If your age is 65 and more, you can qualify for a standard deduction of $7,850 if filing separately and $15,100 if both you and your spouse are age 65 or older and filing jointly. For the younger counterparts, the standard deduction is $6,300 if filing individually and $12.600 if married and filing jointly.
Barbara Weltman, spokeswoman for J.K. Lasser's Your Income Tax 2016 said that “if you don't itemize and you claim the standard deduction, there is an additional amount if you are 65 or older.”
When you’re 65 years of age and above you can earn up to $11,850 gross income ($23,100 if both spouses age 65 or older) before you have to file a tax return; which is $1,550 ($1,250 per partner) extra than the tax filing threshold for younger people.
When you reach age 59.5 you won’t have to pay an early withdrawal penalty if you withdraw money from your tax-advantaged retirement account. People less than 59.5 years of age have to pay a 10% early penalty if they want to get their hands on the money. However, withdrawals are tax-free from accounts like the Roth IRAs.
It is said that when we grow older we tend to spend more time in the doctor’s clinic. If you’re age 65 or older, you can deduct medical expenses on your tax return that exceed 7.5% of your adjusted gross income (AGI). Whereas, younger taxpayers can deduct medical costs that exceed 10% of their AGI.
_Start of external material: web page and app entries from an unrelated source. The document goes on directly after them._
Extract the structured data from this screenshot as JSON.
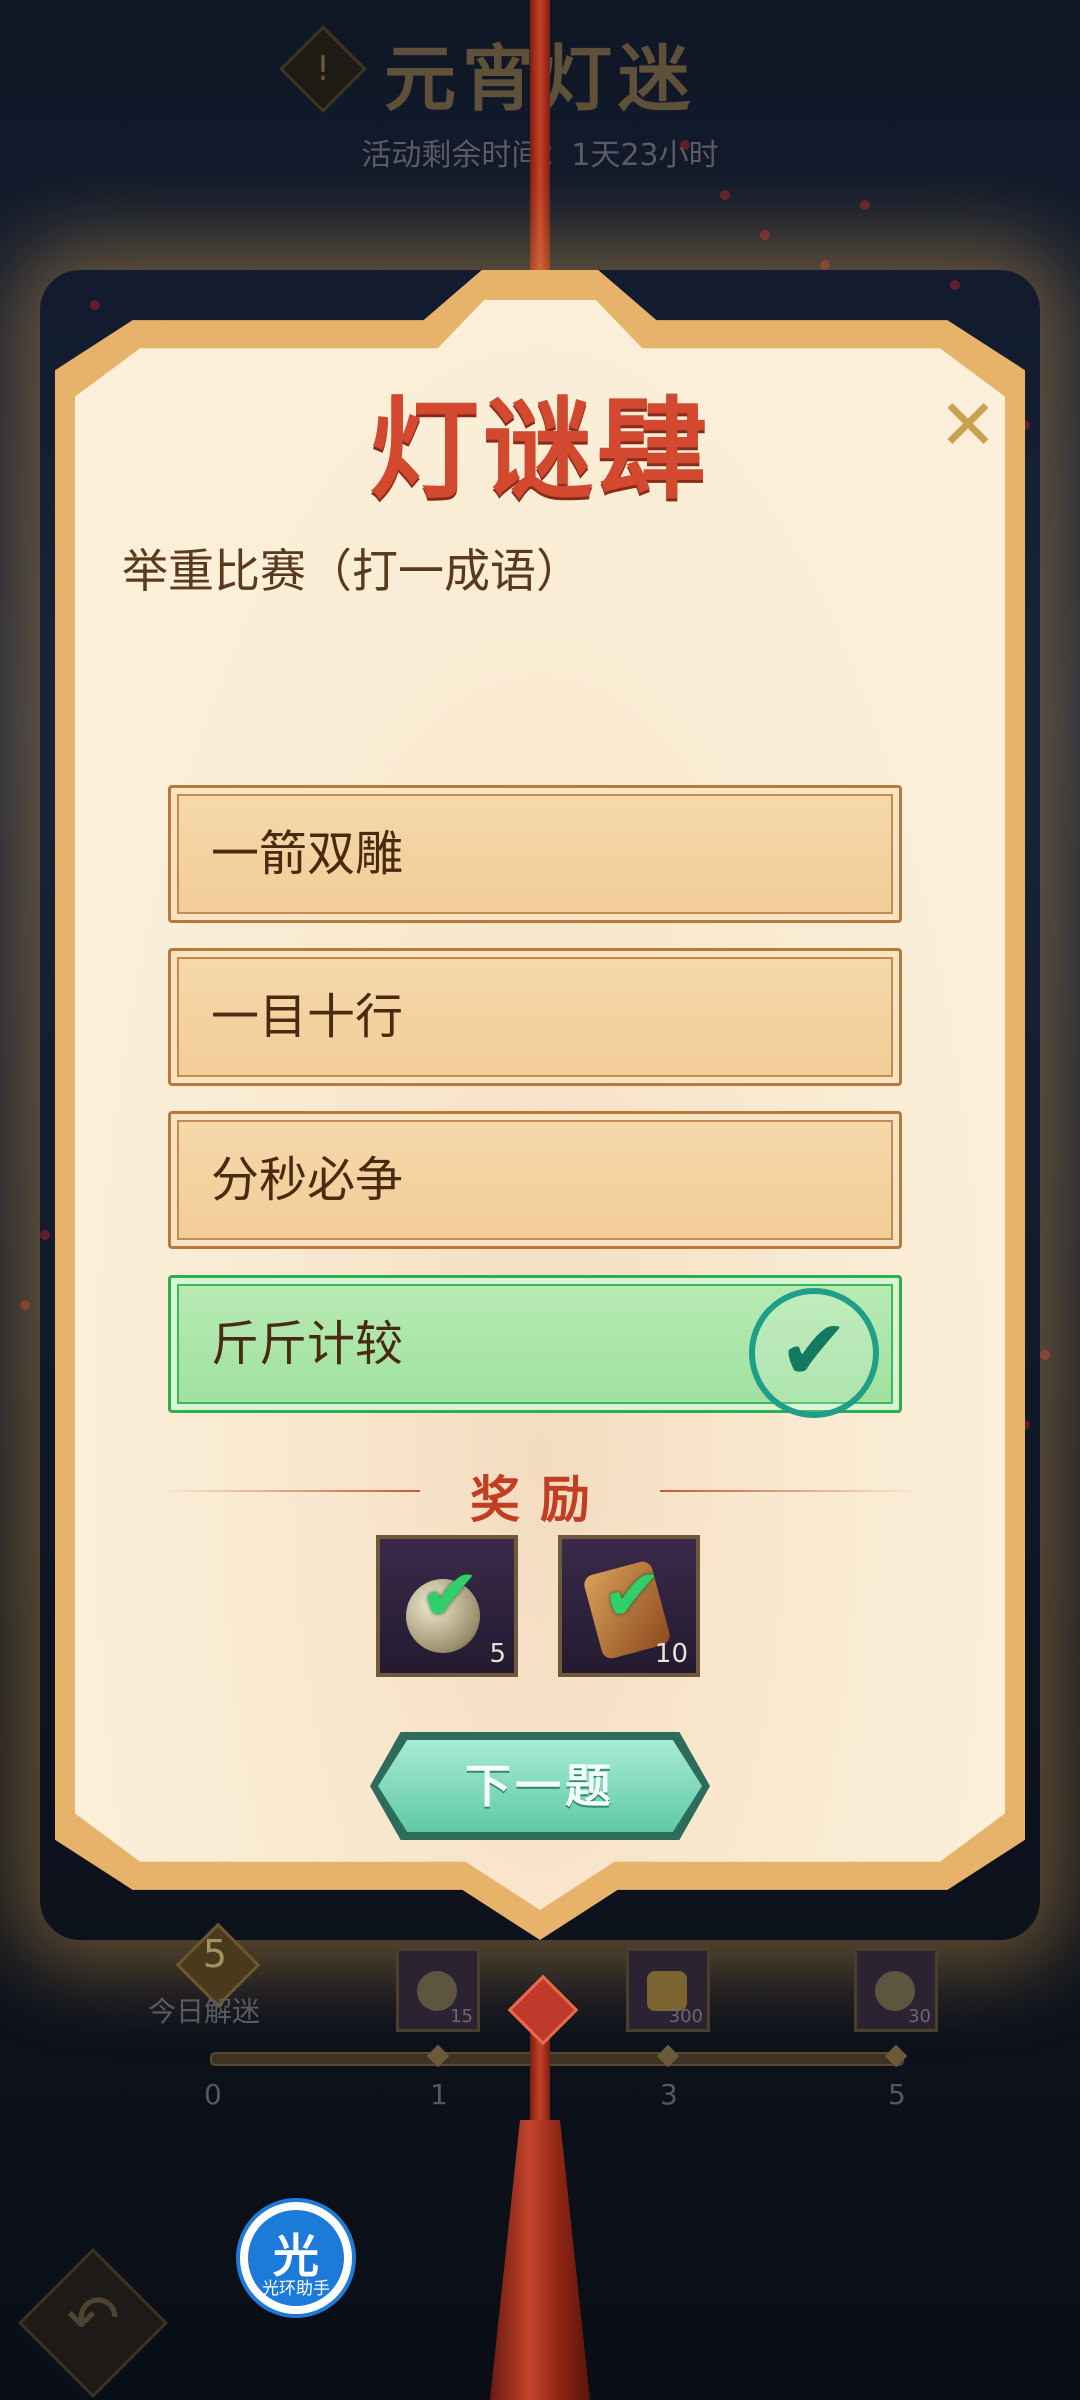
{
  "header": {
    "title": "元宵灯迷",
    "timer": "活动剩余时间：1天23小时",
    "info_glyph": "!"
  },
  "card": {
    "riddle_number": "灯谜肆",
    "close_glyph": "✕",
    "question": "举重比赛（打一成语）",
    "options": [
      {
        "label": "一箭双雕",
        "state": "normal"
      },
      {
        "label": "一目十行",
        "state": "normal"
      },
      {
        "label": "分秒必争",
        "state": "normal"
      },
      {
        "label": "斤斤计较",
        "state": "correct"
      }
    ],
    "check_glyph": "✔",
    "reward_title": "奖励",
    "rewards": [
      {
        "icon": "orb-item-icon",
        "count": "5"
      },
      {
        "icon": "scroll-item-icon",
        "count": "10"
      }
    ],
    "next_button": "下一题"
  },
  "progress": {
    "today_count": "5",
    "today_label": "今日解迷",
    "ticks": [
      "0",
      "1",
      "3",
      "5"
    ],
    "milestone_rewards": [
      {
        "icon": "orb-item-icon",
        "count": "15"
      },
      {
        "icon": "gold-ingot-icon",
        "count": "300"
      },
      {
        "icon": "orb-item-icon",
        "count": "30"
      }
    ]
  },
  "helper": {
    "main": "光",
    "sub": "光环助手"
  },
  "colors": {
    "accent_red": "#d2492f",
    "correct_green": "#2fae4f",
    "card_bg": "#fbefd9",
    "button_teal": "#5fc9a6"
  }
}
As per Jackie Perlman, principal tax research analyst at The Tax Institute at H&R Block, "if it's a married couple, only one of them has to be 65 or older.” Perlman also mentioned that “you could have a 67-year-old and another spouse is only 61, but they both get that break."
How much you have to pay in property taxes vary by state and local jurisdiction. However, you are eligible to get property tax breaks if you are over 50 years of age and earn below a certain income level.
If you are age 50 and above, you can contribute $1,000 more to an IRA, or $6,500 in total in 2016. If you’re 50 years old, have maxed out your IRA and fall in the 25% tax bracket, you can save $1,625 on your current tax bill. This is, $250 more than the amount (that is, $1,375) younger people save in the same tax bracket.
When you are above 50 years you’re allowed to make an additional contribution toward your 401(k), 403(b) and some other retirement accounts. According to money.usnews, “Employees age 50 and older can defer paying income tax on $6,000 more than younger workers if they contribute that amount to a 401(k) plan, or a total of $24,000.”
The medical deduction isn’t the only way to save your precious dollars on medical bills. For 2016, you’re allowed to contribute $1,000 extra (if you’re 55 years and over) as a catch-up contribution. Whereas, families can contribute $6,750 (which was $6,650 in 2015) to their health savings account.
When you become a senior citizen you may not have to pay taxes unless your income reaches $11,850 and $23,100 if married. For the younger population, this threshold is $10,300 if single and $20,600 if married. If one is above 65 years and the other is younger, the amount is $21,850.
When you reach 70.5 years you have to withdraw some money from your individual retirement accounts (IRAs) known as required minimum distribution (RMD). You don’t have to pay taxes on this amount if you donate this money to a charity.
Don’t get over excited in getting a tax break that you completely ignore the fraudsters preying on your precious dollars. Tax fraud has become a common phenomena. Be extra cautious while filing taxes. So, what are you waiting for? Go grab the opportunity now!